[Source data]
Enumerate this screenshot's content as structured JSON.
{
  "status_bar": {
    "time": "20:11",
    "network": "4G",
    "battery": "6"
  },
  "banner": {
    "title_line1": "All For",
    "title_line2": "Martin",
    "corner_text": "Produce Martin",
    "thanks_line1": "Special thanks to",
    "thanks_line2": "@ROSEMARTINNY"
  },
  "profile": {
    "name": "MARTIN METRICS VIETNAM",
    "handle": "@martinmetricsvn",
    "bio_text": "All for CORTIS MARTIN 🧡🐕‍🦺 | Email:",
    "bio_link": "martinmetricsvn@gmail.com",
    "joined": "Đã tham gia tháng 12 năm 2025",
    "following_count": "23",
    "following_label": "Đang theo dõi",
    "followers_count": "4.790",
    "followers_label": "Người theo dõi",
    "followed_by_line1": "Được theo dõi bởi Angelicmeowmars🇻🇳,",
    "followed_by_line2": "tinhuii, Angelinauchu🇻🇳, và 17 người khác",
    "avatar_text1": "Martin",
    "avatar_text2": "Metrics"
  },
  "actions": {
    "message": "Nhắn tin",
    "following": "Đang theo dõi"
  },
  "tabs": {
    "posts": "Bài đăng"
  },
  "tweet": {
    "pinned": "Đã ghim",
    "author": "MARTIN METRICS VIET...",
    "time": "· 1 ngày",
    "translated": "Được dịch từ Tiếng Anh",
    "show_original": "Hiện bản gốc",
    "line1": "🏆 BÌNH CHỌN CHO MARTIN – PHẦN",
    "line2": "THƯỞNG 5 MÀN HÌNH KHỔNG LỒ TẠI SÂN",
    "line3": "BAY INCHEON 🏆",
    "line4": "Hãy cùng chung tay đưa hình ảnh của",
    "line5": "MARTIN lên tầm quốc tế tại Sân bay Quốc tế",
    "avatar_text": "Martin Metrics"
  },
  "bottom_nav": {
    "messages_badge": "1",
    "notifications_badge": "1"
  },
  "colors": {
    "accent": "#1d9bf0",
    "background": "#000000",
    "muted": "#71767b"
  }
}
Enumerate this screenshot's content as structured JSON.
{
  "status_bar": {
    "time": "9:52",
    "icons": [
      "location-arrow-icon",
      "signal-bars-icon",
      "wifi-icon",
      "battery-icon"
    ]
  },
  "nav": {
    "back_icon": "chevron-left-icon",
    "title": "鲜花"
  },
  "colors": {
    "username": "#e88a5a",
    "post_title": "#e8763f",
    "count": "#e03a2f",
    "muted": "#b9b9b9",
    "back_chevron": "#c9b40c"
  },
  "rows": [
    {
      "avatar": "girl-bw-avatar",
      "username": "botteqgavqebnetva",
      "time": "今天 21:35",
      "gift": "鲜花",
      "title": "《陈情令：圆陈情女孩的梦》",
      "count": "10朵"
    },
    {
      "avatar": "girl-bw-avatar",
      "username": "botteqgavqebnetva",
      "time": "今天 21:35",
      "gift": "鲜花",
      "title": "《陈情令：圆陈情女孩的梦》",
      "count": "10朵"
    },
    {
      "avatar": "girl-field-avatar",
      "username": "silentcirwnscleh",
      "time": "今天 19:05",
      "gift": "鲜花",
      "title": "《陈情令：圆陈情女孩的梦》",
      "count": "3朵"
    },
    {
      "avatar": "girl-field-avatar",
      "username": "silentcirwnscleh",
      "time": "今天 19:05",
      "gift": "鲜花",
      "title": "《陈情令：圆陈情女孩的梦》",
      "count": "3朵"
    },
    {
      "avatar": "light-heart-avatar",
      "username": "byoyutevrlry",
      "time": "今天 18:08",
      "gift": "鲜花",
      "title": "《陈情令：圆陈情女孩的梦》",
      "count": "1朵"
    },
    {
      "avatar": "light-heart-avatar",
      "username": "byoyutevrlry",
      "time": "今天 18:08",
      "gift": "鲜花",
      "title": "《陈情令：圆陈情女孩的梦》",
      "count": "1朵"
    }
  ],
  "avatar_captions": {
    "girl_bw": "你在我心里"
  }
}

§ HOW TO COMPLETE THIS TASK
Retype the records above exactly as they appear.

§ RESPONSE
Enumerate this screenshot's content as structured JSON.
{
  "status_bar": {
    "time": "20:11",
    "network": "4G",
    "battery": "6"
  },
  "banner": {
    "title_line1": "All For",
    "title_line2": "Martin",
    "corner_text": "Produce Martin",
    "thanks_line1": "Special thanks to",
    "thanks_line2": "@ROSEMARTINNY"
  },
  "profile": {
    "name": "MARTIN METRICS VIETNAM",
    "handle": "@martinmetricsvn",
    "bio_text": "All for CORTIS MARTIN 🧡🐕‍🦺 | Email:",
    "bio_link": "martinmetricsvn@gmail.com",
    "joined": "Đã tham gia tháng 12 năm 2025",
    "following_count": "23",
    "following_label": "Đang theo dõi",
    "followers_count": "4.790",
    "followers_label": "Người theo dõi",
    "followed_by_line1": "Được theo dõi bởi Angelicmeowmars🇻🇳,",
    "followed_by_line2": "tinhuii, Angelinauchu🇻🇳, và 17 người khác",
    "avatar_text1": "Martin",
    "avatar_text2": "Metrics"
  },
  "actions": {
    "message": "Nhắn tin",
    "following": "Đang theo dõi"
  },
  "tabs": {
    "posts": "Bài đăng"
  },
  "tweet": {
    "pinned": "Đã ghim",
    "author": "MARTIN METRICS VIET...",
    "time": "· 1 ngày",
    "translated": "Được dịch từ Tiếng Anh",
    "show_original": "Hiện bản gốc",
    "line1": "🏆 BÌNH CHỌN CHO MARTIN – PHẦN",
    "line2": "THƯỞNG 5 MÀN HÌNH KHỔNG LỒ TẠI SÂN",
    "line3": "BAY INCHEON 🏆",
    "line4": "Hãy cùng chung tay đưa hình ảnh của",
    "line5": "MARTIN lên tầm quốc tế tại Sân bay Quốc tế",
    "avatar_text": "Martin Metrics"
  },
  "bottom_nav": {
    "messages_badge": "1",
    "notifications_badge": "1"
  },
  "colors": {
    "accent": "#1d9bf0",
    "background": "#000000",
    "muted": "#71767b"
  }
}
Enumerate this screenshot's content as structured JSON.
{
  "status_bar": {
    "time": "9:52",
    "icons": [
      "location-arrow-icon",
      "signal-bars-icon",
      "wifi-icon",
      "battery-icon"
    ]
  },
  "nav": {
    "back_icon": "chevron-left-icon",
    "title": "鲜花"
  },
  "colors": {
    "username": "#e88a5a",
    "post_title": "#e8763f",
    "count": "#e03a2f",
    "muted": "#b9b9b9",
    "back_chevron": "#c9b40c"
  },
  "rows": [
    {
      "avatar": "girl-bw-avatar",
      "username": "botteqgavqebnetva",
      "time": "今天 21:35",
      "gift": "鲜花",
      "title": "《陈情令：圆陈情女孩的梦》",
      "count": "10朵"
    },
    {
      "avatar": "girl-bw-avatar",
      "username": "botteqgavqebnetva",
      "time": "今天 21:35",
      "gift": "鲜花",
      "title": "《陈情令：圆陈情女孩的梦》",
      "count": "10朵"
    },
    {
      "avatar": "girl-field-avatar",
      "username": "silentcirwnscleh",
      "time": "今天 19:05",
      "gift": "鲜花",
      "title": "《陈情令：圆陈情女孩的梦》",
      "count": "3朵"
    },
    {
      "avatar": "girl-field-avatar",
      "username": "silentcirwnscleh",
      "time": "今天 19:05",
      "gift": "鲜花",
      "title": "《陈情令：圆陈情女孩的梦》",
      "count": "3朵"
    },
    {
      "avatar": "light-heart-avatar",
      "username": "byoyutevrlry",
      "time": "今天 18:08",
      "gift": "鲜花",
      "title": "《陈情令：圆陈情女孩的梦》",
      "count": "1朵"
    },
    {
      "avatar": "light-heart-avatar",
      "username": "byoyutevrlry",
      "time": "今天 18:08",
      "gift": "鲜花",
      "title": "《陈情令：圆陈情女孩的梦》",
      "count": "1朵"
    }
  ],
  "avatar_captions": {
    "girl_bw": "你在我心里"
  }
}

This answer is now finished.